→ BRIEF
Type out each entry exactly.
===
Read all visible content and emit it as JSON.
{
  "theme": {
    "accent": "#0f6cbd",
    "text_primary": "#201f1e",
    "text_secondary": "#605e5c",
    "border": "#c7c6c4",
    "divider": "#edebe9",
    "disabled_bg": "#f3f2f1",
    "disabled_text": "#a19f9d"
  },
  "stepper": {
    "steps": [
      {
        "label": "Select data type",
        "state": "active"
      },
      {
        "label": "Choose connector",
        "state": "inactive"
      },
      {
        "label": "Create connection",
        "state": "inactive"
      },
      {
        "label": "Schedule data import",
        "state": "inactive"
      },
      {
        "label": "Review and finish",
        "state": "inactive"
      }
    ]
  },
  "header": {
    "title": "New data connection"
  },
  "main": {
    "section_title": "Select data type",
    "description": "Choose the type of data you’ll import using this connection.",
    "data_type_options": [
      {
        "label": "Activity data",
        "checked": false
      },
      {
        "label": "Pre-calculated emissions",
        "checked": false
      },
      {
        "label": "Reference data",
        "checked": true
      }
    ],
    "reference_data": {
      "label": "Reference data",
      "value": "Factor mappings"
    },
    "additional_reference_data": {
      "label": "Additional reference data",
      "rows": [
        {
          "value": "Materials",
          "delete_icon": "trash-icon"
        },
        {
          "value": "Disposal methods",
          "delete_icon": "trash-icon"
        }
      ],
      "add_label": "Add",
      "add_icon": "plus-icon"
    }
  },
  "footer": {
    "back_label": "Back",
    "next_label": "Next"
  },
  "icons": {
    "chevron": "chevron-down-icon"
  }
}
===
→ FINISHED EXERCISE
Read all visible content and emit it as JSON.
{
  "theme": {
    "accent": "#0f6cbd",
    "text_primary": "#201f1e",
    "text_secondary": "#605e5c",
    "border": "#c7c6c4",
    "divider": "#edebe9",
    "disabled_bg": "#f3f2f1",
    "disabled_text": "#a19f9d"
  },
  "stepper": {
    "steps": [
      {
        "label": "Select data type",
        "state": "active"
      },
      {
        "label": "Choose connector",
        "state": "inactive"
      },
      {
        "label": "Create connection",
        "state": "inactive"
      },
      {
        "label": "Schedule data import",
        "state": "inactive"
      },
      {
        "label": "Review and finish",
        "state": "inactive"
      }
    ]
  },
  "header": {
    "title": "New data connection"
  },
  "main": {
    "section_title": "Select data type",
    "description": "Choose the type of data you’ll import using this connection.",
    "data_type_options": [
      {
        "label": "Activity data",
        "checked": false
      },
      {
        "label": "Pre-calculated emissions",
        "checked": false
      },
      {
        "label": "Reference data",
        "checked": true
      }
    ],
    "reference_data": {
      "label": "Reference data",
      "value": "Factor mappings"
    },
    "additional_reference_data": {
      "label": "Additional reference data",
      "rows": [
        {
          "value": "Materials",
          "delete_icon": "trash-icon"
        },
        {
          "value": "Disposal methods",
          "delete_icon": "trash-icon"
        }
      ],
      "add_label": "Add",
      "add_icon": "plus-icon"
    }
  },
  "footer": {
    "back_label": "Back",
    "next_label": "Next"
  },
  "icons": {
    "chevron": "chevron-down-icon"
  }
}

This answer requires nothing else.